Fixed-income or retired investors may dismiss using options because they seem exotic. Yet they don’t have to be, and covered calls can provide you additional income without terribly much additional risk than holding a stock.
Many of you retired or income investors already own blue-chip stocks in your portfolio and collect a dividend. Covered calls allow one to generate a bit more money from them in exchange for the possibility of selling a stock while still having the option to buy it back.
Covered calls involve selling the right for another investor to buy that stock from you at a given price (strike price), on or before a given day (expiration date).

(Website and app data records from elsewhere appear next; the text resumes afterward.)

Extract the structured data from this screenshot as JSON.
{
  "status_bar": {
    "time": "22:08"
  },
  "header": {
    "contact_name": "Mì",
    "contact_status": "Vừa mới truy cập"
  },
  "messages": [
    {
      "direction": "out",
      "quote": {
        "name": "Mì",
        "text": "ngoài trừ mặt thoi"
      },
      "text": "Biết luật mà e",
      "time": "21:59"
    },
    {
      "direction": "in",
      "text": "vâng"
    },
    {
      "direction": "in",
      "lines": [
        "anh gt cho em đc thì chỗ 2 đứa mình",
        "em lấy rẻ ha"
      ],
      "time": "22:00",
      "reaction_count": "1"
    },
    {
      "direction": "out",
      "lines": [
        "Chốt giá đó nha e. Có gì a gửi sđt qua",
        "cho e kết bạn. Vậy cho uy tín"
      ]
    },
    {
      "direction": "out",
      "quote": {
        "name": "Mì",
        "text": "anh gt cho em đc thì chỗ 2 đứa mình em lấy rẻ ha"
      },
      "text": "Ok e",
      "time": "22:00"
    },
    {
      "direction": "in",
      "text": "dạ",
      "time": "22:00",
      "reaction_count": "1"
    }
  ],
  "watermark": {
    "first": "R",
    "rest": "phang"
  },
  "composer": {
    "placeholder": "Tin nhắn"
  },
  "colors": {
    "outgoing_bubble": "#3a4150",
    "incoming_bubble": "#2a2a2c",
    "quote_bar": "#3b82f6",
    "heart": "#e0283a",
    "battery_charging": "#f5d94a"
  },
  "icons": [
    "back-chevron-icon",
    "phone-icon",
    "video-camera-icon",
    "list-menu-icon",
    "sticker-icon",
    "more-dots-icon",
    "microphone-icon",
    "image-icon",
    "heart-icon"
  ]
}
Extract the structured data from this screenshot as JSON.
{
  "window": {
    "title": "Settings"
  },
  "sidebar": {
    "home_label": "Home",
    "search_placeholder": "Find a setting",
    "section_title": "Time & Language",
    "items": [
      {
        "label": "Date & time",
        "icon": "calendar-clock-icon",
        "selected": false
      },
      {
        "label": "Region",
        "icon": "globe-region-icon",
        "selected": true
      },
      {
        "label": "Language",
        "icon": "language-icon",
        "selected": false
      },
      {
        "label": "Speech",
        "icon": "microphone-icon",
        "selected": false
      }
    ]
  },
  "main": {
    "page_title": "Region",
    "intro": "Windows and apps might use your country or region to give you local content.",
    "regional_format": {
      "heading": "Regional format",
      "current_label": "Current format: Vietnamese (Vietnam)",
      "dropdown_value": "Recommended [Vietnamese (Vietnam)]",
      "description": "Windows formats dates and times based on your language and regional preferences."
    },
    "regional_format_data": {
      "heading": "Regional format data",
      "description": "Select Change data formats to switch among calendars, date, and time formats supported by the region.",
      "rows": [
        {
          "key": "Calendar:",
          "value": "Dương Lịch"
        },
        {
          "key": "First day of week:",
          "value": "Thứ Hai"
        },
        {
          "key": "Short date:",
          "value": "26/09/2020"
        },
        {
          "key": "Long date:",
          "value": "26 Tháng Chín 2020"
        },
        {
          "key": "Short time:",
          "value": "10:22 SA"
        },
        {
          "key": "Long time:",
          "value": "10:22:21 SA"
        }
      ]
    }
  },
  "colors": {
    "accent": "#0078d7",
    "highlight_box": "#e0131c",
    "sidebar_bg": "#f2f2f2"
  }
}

The idea is to sell covered calls if you believe the given stock will not trade above the strike price before expiration. If it doesn’t close higher than the strike price before or on expiration, you keep the cash you were paid for selling the contract and you also keep the stock.
Should the stock close above the strike price on expiration, however, you must sell it at the strike price. You still keep the money you earned for selling the option, and you can always choose to buy the stock back at any time if you wish.
Here are three covered calls on blue-chip stocks:
Covered Calls: McDonald’s (MCD)
McDonald’s Corporation (NYSE:MCD) has been on fire ever since its turnaround started delivering. A visionary CEO was plucked from European operations and rejiggered the legacy company into something new and interesting while keeping the classic concept of the company.
McDonald’s stock risen a lot ever since, and should it fall after you sell the covered calls, there’s no reason to be upset. You are holding a stock you intended to hold anyway.
If MCD stock gets called away, you can buy it back. Because the market is showing a lot of volatility, it tells me that MCD is a solid candidate for covered calls, as you are not risking the stock going much higher in the near term.
MCD stock trades right now at $156. You can sell the 25 May $157.50 covered calls for $3.20. That gives you a 2% premium that you keep regardless, which is 24% annualized.
Covered Calls: Berkshire Hathaway (BRK)
Berkshire Hathaway Inc. (NYSE:BRK.B) is a stock I like to use for covered calls because BRK stock does not pay a dividend. That annoys a lot of investors who might like to own BRK stock but don’t because of that missing dividend.
You can create a quasi-dividend by selling covered calls against BRK stock.
However, if BRK.B stock gets called away, you can always repurchase it and even sell another set of covered calls. You may or may not miss out on upward movement, depending if the stock is going to be called away and if you buy it back before it rises too much.
BRK.B trades at $196.80 as I write. Sell the 25 May $197.50 covered calls for $6.25. This will earn a 3.1% return in premium for the 30-day holding period, or 37% annualized.
Covered Calls: Boeing (BA)
Boeing Co (NYSE:BA) is another useful blue chip stock for selling covered calls. Boeing is part of an oligopoly, which means it does what very few other companies actually do – namely, make actual planes and other defense gear. Thus, it will always do good business.
So why not sell covered calls against it. If you do and BA stock gets called away, there is no reason why you can’t just repurchase the stock and hold it again.
If Boeing stock falls, you were holding it anyway because it’s a great company with great long-term potential.
Boeing is a high price stock, so what you lose in volatility you gain in that high price as far as premiums go.
BA stock trades at $343 as I write. The 25 May $345 calls are selling for $10. Selling them generates a 2.95% return or about 36% annualized.
Lawrence Meyers is the CEO of PDL Capital, a specialty lender focusing on consumer finance and is the Manager of The Liberty Portfolio at www.thelibertyportfolio.com. He does not own any stock mentioned. He has 23 years’ experience in the stock market, and has written more than 2,000 articles on investing. Lawrence Meyers can be reached at TheLibertyPortfolio@gmail.com.